minutes, until I could run some database-repairing scripts. All better now...sorry
for the hiccup. Technology happens. dr
Jun 4, 2012. 1119z Couldn't be any other top story today....gotta be Bob.
Eleven years in the making. Hope you and yours had a great weekend. (contact)
When I started this project 11 years ago, I wanted to end up with two
things: (1) An airplane and (2) The same person next to me who was next to
me when we started. By the way, that's not in order. What I got out of it
that I didn't anticipate was a great number of friends I met along the way,
managing to keep most of them...
Hey Ė big day today. N964JB got air under her tires for the first
time.... almost 4 years to the date my tail kit arrived (6/4/2008).
The only issue was an oil temperature sensor that was a bit flakey.
Thanks to Dale Meyers for all his building help and for flying chase
in his RV-9A... we got some great air to air shots. Thanks also to
Steve Flattum (test pilot) for a completely uneventful first flight
and Roger Doran for taking some great pictures
This afternoon I pulled the cowl to inspect the firewall forward
area after the first flight, and everything looked great. If the
weather cooperates tomorrow, we are planning on flying again
...I did finish Phase 1 this AM.
Afterwards, my wife (Diane) and I quickly hopped down to GMU for
lunch, did some airborne sightseeing and stopped by the WNC Air
Museum open house (0A7) before coming home.
in by the advertisers of this site.
Photos in RVs
Totally Off Topic
Jun 1, 2012. 1138z First day of summer vacation for our kids, and they are (you
won't be shocked to learn) still asleep as I type this. Wishing you and yours a happy, safe and RV-filled weekend! (contact)
...... Stuart, FL familiar spot. I've been there several times
within last three years. They have famous bridge, nice marina and
eMas on both sides of a runway. But most important part of Stuart is
immaculate RV Hotel managed and maintained by Ed D'Arcy or simply
Turbo Eddie as we call him here.
[ed. Jerry, this is of special
significance to me. My dad, during the one time he ever left

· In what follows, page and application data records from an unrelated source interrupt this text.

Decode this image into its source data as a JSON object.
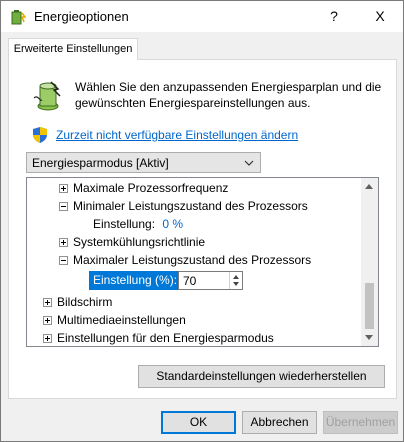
{
  "window": {
    "title": "Energieoptionen",
    "help_label": "?",
    "close_label": "X",
    "icon": "power-options-icon"
  },
  "tab": {
    "label": "Erweiterte Einstellungen"
  },
  "description": "Wählen Sie den anzupassenden Energiesparplan und die gewünschten Energiespareinstellungen aus.",
  "link": {
    "label": "Zurzeit nicht verfügbare Einstellungen ändern",
    "icon": "uac-shield-icon"
  },
  "plan_select": {
    "value": "Energiesparmodus [Aktiv]"
  },
  "tree": {
    "items": [
      {
        "label": "Maximale Prozessorfrequenz",
        "state": "collapsed"
      },
      {
        "label": "Minimaler Leistungszustand des Prozessors",
        "state": "expanded"
      },
      {
        "setting_label": "Einstellung:",
        "setting_value": "0 %"
      },
      {
        "label": "Systemkühlungsrichtlinie",
        "state": "collapsed"
      },
      {
        "label": "Maximaler Leistungszustand des Prozessors",
        "state": "expanded"
      },
      {
        "setting_label": "Einstellung (%):",
        "setting_value": "70"
      },
      {
        "label": "Bildschirm",
        "state": "collapsed"
      },
      {
        "label": "Multimediaeinstellungen",
        "state": "collapsed"
      },
      {
        "label": "Einstellungen für den Energiesparmodus",
        "state": "collapsed"
      }
    ]
  },
  "buttons": {
    "restore_defaults": "Standardeinstellungen wiederherstellen",
    "ok": "OK",
    "cancel": "Abbrechen",
    "apply": "Übernehmen"
  },
  "colors": {
    "accent": "#0078d7",
    "link": "#0066cc"
  }
}
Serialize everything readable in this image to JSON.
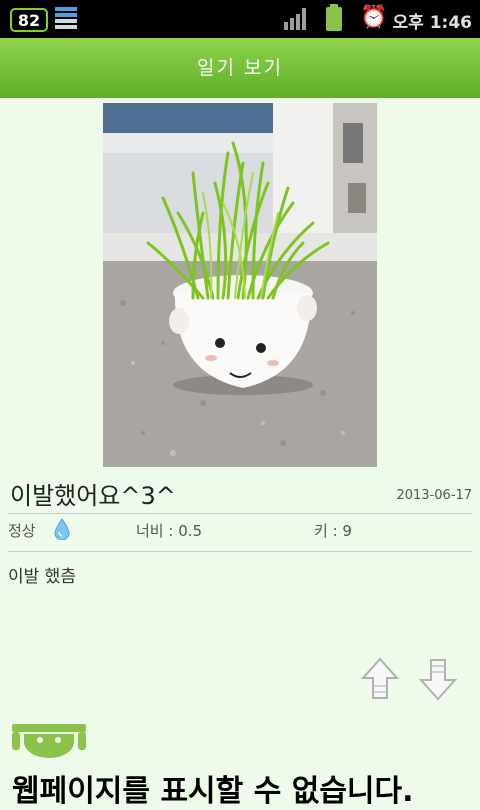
{
  "status_bar": {
    "notification_number": "82",
    "time": "오후 1:46",
    "icons": [
      "battery-number-icon",
      "storage-icon",
      "signal-icon",
      "battery-icon",
      "alarm-icon"
    ]
  },
  "header": {
    "title": "일기 보기"
  },
  "entry": {
    "title": "이발했어요^3^",
    "date": "2013-06-17",
    "status_label": "정상",
    "status_icon": "water-drop-icon",
    "width_label": "너비 : 0.5",
    "height_label": "키 : 9",
    "body": "이발 했츰"
  },
  "nav": {
    "up_icon": "arrow-up-icon",
    "down_icon": "arrow-down-icon"
  },
  "web_error": "웹페이지를 표시할 수 없습니다.",
  "colors": {
    "header_start": "#8fd44e",
    "header_end": "#5fae28",
    "background": "#eefbea",
    "android_green": "#8bc34a"
  }
}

the country after getting drafted, was stationed, worked and lived
about 2000' from where that museum now sits in Salzburg. One
of my 'Bucket List' items... Thank you for the picture.